## Exercise directions
Each record must appear in your answer exactly as it does below.

[Page and application data records]
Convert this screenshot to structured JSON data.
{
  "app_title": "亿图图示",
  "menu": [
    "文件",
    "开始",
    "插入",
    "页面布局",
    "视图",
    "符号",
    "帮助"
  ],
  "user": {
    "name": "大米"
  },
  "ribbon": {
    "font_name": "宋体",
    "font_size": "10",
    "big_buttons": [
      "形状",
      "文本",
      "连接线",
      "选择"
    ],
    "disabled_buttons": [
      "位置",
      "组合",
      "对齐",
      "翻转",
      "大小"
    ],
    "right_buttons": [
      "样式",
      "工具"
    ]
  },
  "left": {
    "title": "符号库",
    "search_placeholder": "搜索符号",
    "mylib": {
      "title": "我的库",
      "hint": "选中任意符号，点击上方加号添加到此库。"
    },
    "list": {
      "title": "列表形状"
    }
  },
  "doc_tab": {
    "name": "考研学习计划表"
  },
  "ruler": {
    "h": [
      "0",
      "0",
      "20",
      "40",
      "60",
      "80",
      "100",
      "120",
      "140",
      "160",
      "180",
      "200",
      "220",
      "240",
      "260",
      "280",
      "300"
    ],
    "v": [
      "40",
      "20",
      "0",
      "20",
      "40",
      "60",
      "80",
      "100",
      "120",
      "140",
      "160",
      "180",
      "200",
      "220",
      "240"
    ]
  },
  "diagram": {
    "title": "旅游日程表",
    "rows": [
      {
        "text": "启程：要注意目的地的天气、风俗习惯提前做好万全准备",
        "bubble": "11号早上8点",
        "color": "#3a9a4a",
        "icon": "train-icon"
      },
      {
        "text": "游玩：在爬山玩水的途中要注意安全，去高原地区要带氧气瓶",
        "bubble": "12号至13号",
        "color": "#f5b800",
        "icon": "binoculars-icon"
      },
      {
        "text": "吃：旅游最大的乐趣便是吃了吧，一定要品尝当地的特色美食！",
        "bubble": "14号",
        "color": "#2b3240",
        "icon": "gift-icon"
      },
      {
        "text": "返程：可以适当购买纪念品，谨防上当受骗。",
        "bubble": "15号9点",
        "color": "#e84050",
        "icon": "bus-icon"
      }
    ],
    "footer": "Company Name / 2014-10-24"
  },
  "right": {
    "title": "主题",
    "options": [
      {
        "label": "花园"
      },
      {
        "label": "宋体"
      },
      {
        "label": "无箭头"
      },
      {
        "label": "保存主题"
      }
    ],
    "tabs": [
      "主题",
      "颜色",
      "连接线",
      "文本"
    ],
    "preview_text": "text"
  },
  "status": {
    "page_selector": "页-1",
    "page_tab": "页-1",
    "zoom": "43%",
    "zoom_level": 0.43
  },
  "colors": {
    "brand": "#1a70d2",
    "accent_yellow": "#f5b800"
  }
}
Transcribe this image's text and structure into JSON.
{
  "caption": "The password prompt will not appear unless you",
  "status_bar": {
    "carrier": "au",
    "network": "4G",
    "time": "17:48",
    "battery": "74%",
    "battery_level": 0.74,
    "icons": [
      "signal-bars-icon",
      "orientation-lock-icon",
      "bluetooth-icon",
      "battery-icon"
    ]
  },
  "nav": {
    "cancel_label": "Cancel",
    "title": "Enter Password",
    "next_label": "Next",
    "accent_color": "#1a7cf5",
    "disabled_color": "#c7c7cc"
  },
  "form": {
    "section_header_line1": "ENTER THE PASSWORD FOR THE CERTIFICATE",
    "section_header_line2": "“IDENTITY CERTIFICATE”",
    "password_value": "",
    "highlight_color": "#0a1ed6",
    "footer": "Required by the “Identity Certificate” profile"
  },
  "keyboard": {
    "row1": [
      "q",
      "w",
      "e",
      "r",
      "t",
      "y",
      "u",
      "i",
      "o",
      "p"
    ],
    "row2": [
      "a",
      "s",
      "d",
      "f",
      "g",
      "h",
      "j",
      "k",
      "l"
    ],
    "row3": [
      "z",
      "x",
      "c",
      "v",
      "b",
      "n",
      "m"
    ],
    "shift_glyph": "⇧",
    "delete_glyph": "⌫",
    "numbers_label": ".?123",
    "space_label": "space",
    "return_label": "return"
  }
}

## Solution to this exercise
Convert this screenshot to structured JSON data.
{
  "app_title": "亿图图示",
  "menu": [
    "文件",
    "开始",
    "插入",
    "页面布局",
    "视图",
    "符号",
    "帮助"
  ],
  "user": {
    "name": "大米"
  },
  "ribbon": {
    "font_name": "宋体",
    "font_size": "10",
    "big_buttons": [
      "形状",
      "文本",
      "连接线",
      "选择"
    ],
    "disabled_buttons": [
      "位置",
      "组合",
      "对齐",
      "翻转",
      "大小"
    ],
    "right_buttons": [
      "样式",
      "工具"
    ]
  },
  "left": {
    "title": "符号库",
    "search_placeholder": "搜索符号",
    "mylib": {
      "title": "我的库",
      "hint": "选中任意符号，点击上方加号添加到此库。"
    },
    "list": {
      "title": "列表形状"
    }
  },
  "doc_tab": {
    "name": "考研学习计划表"
  },
  "ruler": {
    "h": [
      "0",
      "0",
      "20",
      "40",
      "60",
      "80",
      "100",
      "120",
      "140",
      "160",
      "180",
      "200",
      "220",
      "240",
      "260",
      "280",
      "300"
    ],
    "v": [
      "40",
      "20",
      "0",
      "20",
      "40",
      "60",
      "80",
      "100",
      "120",
      "140",
      "160",
      "180",
      "200",
      "220",
      "240"
    ]
  },
  "diagram": {
    "title": "旅游日程表",
    "rows": [
      {
        "text": "启程：要注意目的地的天气、风俗习惯提前做好万全准备",
        "bubble": "11号早上8点",
        "color": "#3a9a4a",
        "icon": "train-icon"
      },
      {
        "text": "游玩：在爬山玩水的途中要注意安全，去高原地区要带氧气瓶",
        "bubble": "12号至13号",
        "color": "#f5b800",
        "icon": "binoculars-icon"
      },
      {
        "text": "吃：旅游最大的乐趣便是吃了吧，一定要品尝当地的特色美食！",
        "bubble": "14号",
        "color": "#2b3240",
        "icon": "gift-icon"
      },
      {
        "text": "返程：可以适当购买纪念品，谨防上当受骗。",
        "bubble": "15号9点",
        "color": "#e84050",
        "icon": "bus-icon"
      }
    ],
    "footer": "Company Name / 2014-10-24"
  },
  "right": {
    "title": "主题",
    "options": [
      {
        "label": "花园"
      },
      {
        "label": "宋体"
      },
      {
        "label": "无箭头"
      },
      {
        "label": "保存主题"
      }
    ],
    "tabs": [
      "主题",
      "颜色",
      "连接线",
      "文本"
    ],
    "preview_text": "text"
  },
  "status": {
    "page_selector": "页-1",
    "page_tab": "页-1",
    "zoom": "43%",
    "zoom_level": 0.43
  },
  "colors": {
    "brand": "#1a70d2",
    "accent_yellow": "#f5b800"
  }
}
Transcribe this image's text and structure into JSON.
{
  "caption": "The password prompt will not appear unless you",
  "status_bar": {
    "carrier": "au",
    "network": "4G",
    "time": "17:48",
    "battery": "74%",
    "battery_level": 0.74,
    "icons": [
      "signal-bars-icon",
      "orientation-lock-icon",
      "bluetooth-icon",
      "battery-icon"
    ]
  },
  "nav": {
    "cancel_label": "Cancel",
    "title": "Enter Password",
    "next_label": "Next",
    "accent_color": "#1a7cf5",
    "disabled_color": "#c7c7cc"
  },
  "form": {
    "section_header_line1": "ENTER THE PASSWORD FOR THE CERTIFICATE",
    "section_header_line2": "“IDENTITY CERTIFICATE”",
    "password_value": "",
    "highlight_color": "#0a1ed6",
    "footer": "Required by the “Identity Certificate” profile"
  },
  "keyboard": {
    "row1": [
      "q",
      "w",
      "e",
      "r",
      "t",
      "y",
      "u",
      "i",
      "o",
      "p"
    ],
    "row2": [
      "a",
      "s",
      "d",
      "f",
      "g",
      "h",
      "j",
      "k",
      "l"
    ],
    "row3": [
      "z",
      "x",
      "c",
      "v",
      "b",
      "n",
      "m"
    ],
    "shift_glyph": "⇧",
    "delete_glyph": "⌫",
    "numbers_label": ".?123",
    "space_label": "space",
    "return_label": "return"
  }
}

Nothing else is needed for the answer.